Mentoring the mentor PDF Print E-mail
Thursday, 13 July 2017 11:26



WE have in school a mentoring program. The idea is to provide each student someone he can talk to freely not only about academic matters but also about other concerns, be they personal, family, financial, etc.

It’s amazing that there can be endless things to tackle in these informal chats that are marked by friendship, trust and confidence. More than formal classes and other school processes, this individualized and more personalized attention given to the students have benefited not only the students but also the mentors themselves who are usually the teachers.

So far we have seen good results. For one it has built a stronger and friendlier relationship among the students and teachers. Problems of whatever kind are easily detected and more promptly addressed. And a strong sense of loyalty to one another and to the school has certainly developed.

Even many alumni, already many years after graduation, feel so identified with the students and the school that they readily help in any way they can.

The challenge is how to help the mentors do their job well. They have to have the proper attitude and disposition, and of course the qualities that are necessary, like the willingness to listen and having an active interest in the students, and the knack for giving timely pieces of fraternal advice, suggestions, reminders, etc.

This may not be easy for a variety of reasons, among them differences in temperaments, lack of time, some personal problems, etc. But these, obviously, are not insurmountable problems. They just have to be attended to.
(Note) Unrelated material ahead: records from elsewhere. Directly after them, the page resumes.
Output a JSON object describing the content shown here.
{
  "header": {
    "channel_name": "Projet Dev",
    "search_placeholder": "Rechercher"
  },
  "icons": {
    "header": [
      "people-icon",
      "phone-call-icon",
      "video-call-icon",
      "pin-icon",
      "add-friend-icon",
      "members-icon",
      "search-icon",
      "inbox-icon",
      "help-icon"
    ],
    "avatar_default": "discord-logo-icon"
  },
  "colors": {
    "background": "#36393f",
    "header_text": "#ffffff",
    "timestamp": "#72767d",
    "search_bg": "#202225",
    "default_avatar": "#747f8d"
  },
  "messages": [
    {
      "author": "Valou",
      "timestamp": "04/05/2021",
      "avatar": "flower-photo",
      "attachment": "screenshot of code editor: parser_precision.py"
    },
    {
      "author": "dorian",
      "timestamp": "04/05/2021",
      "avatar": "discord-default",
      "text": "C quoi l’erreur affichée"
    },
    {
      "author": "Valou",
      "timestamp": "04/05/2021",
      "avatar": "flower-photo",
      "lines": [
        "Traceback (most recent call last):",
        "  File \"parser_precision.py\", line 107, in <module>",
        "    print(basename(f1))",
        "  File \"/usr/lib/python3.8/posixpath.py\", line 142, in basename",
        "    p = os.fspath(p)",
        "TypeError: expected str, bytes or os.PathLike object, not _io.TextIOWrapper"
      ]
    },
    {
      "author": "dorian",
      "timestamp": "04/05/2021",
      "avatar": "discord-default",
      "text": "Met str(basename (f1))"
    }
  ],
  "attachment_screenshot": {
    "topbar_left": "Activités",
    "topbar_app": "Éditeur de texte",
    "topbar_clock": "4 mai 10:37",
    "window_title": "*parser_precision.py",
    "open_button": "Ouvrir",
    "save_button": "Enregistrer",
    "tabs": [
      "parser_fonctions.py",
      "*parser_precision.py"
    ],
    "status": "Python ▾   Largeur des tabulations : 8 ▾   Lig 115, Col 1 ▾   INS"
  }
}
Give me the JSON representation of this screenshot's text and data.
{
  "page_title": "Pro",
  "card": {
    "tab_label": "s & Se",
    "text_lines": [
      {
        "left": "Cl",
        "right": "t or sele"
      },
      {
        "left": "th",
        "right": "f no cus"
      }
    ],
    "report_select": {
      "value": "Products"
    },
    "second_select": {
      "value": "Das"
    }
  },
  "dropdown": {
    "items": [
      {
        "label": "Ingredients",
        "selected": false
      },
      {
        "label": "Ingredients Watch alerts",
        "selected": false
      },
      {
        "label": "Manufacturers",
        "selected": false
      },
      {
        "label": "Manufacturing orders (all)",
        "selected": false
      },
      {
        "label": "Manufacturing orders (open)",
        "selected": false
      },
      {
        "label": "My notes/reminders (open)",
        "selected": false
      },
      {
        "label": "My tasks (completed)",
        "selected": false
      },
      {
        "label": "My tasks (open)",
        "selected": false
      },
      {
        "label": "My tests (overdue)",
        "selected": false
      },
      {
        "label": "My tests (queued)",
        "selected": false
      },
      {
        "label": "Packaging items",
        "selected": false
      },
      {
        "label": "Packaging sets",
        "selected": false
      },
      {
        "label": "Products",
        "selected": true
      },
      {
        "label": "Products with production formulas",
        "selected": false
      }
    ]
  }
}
We tell our enrolees and applicants about this program and to be willing to go through it. Of course, we give them some orientation talks about the program.

We tell the mentors to take the initiative to meet the students and to set some regular meetings. The mentors have to know the students as much as possible—their family background, their scholastic record, and other peculiar information.

They should try to win the students’ confidence. They should reassure the students that they are there to help them in any way, including to defend them whenever they get into some trouble with the school itself.

They should have a plan of topics and issues to take up with the students. They have to assess how the students are in their way of studying, for example, or in their way of relating with others.

They have to get a good knowledge of the strengths and weaknesses of the students, their virtues and vices, and come up with an appropriate plan to address the corresponding issues. They have to know how the students are developing toughness, patience, humility, optimism, etc.

Then, little by little, they have to encourage the students to take care of their spiritual life, seeing to it that the students know their basic catechism and start to be more consistent to their faith, knowing how to pray and offer sacrifices, having recourse to the sacraments, etc.

It’s important that the mentors be the immediate models and examples of what they encourage the students to do and to be. In this regard, they should encourage the students to see the priest for spiritual direction and confession.